- Aerospace parts maker Spirit AeroSystems is upping oversight of its manufacturing processes and taking corrective action regarding any found defects, CEO and President Pat Shanahan told analysts on an earnings call Tuesday in a bid to assuage concerns about its production quality.
- Immediately after last month’s Alaska Airlines incident, the Boeing supplier conducted a product safety risk assessment, Shanahan said. Spirit also executed corrective manufacturing measures, including new inspections with Boeing using the Federal Aviation Administration’s safety management system.
- Spirit is now in the midst of a second wave of actions aimed at addressing quality problems in its 737 manufacturing, including adding automation to decrease the occurrence of human error and increasing training.
Spirit’s plans are part of the manufacturer’s efforts to better integrate with Boeing’s quality management systems as both companies sprint to assure customers of their planes’ safety. Spirit plans to increase the number of its own internal inspections, as well as those performed by the Federal Aviation Administration and Boeing, at its plant in Wichita, Kansas, Shanahan said.
“At this point, the art form is to integrate broad actions with our ongoing operations and not as a one-off project. Our teams across manufacturing and engineering are fully aligned and will implement changes seamlessly,” Shanahan said. “The mindset shift is to understand that the airplane is the boss. The airplane tells us what to do.”
The manufacturer is also focused limiting the manual labor it takes to make certain sections of the plane, such as the 737 fuselage, by deploying more automation. A significant portion of the 737 fuselage is built by Spirit’s factory workers and the front and back sections are the most complex and confined workspaces, Shanahan said.
The company hopes that by adding more automation, it will decrease sources of human error during this production process.
“Our eye is toward finding the right balance of using human assisted technology and automated technology,” Shanahan said.
Currently, Spirit is developing human-assisted technology for this work and is looking to accelerate its deployment.

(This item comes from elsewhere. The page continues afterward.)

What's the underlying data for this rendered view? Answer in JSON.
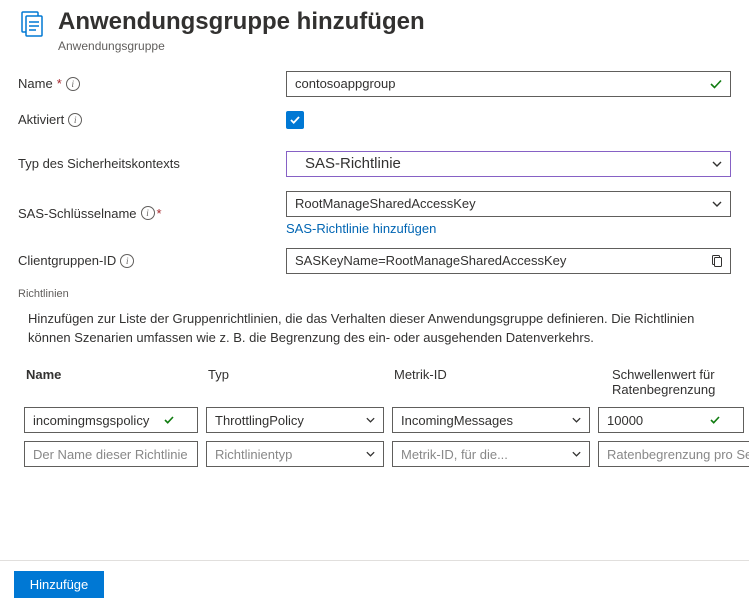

Shanahan said he’ll ensure the company will have the resources and investments to do so.
Spirit opted not to provide full-year financial guidance in its earnings report due to the FAA-mandated pause on Boeing’s production expansion plans and its ongoing pricing negotiations with Airbus, which it hopes to conclude this month.
In the meantime, the company has set up buffer production days and buffer stock parts to stabilize 737 production.
“One of the things we ask [suppliers] to do is protect the factory in terms of the critical jobs that need parts to maintain the build of the aircraft,” Shanahan said. “And so in those critical areas, we've built buffer stock. They're also suppliers when we look at their history that are unpredictable.”
The production schedule allows Spirit to build 38 aircraft a month but test its ability to produce up to 42.
Spirit’s earnings were released the same day the National Transportation Safety Board published its initial investigation report on the Alaska Airlines-operated Boeing 737-9 Max plane door plug that blew out midair while flying over Portland, Oregon, on Jan. 5.
The report found that the Mid Exit Door Plug was missing four bolts. The plug was produced at Spirit’s Malaysia plant in March 2023 and the company’s Wichita plant installed the plug on the fuselage in May 2023.
“As we review the NTSB’s preliminary report, we remain focused on working closely with Boeing and our regulators on continuous improvement in our processes and meeting the highest standards of safety, quality and reliability,” the company said in a statement Tuesday.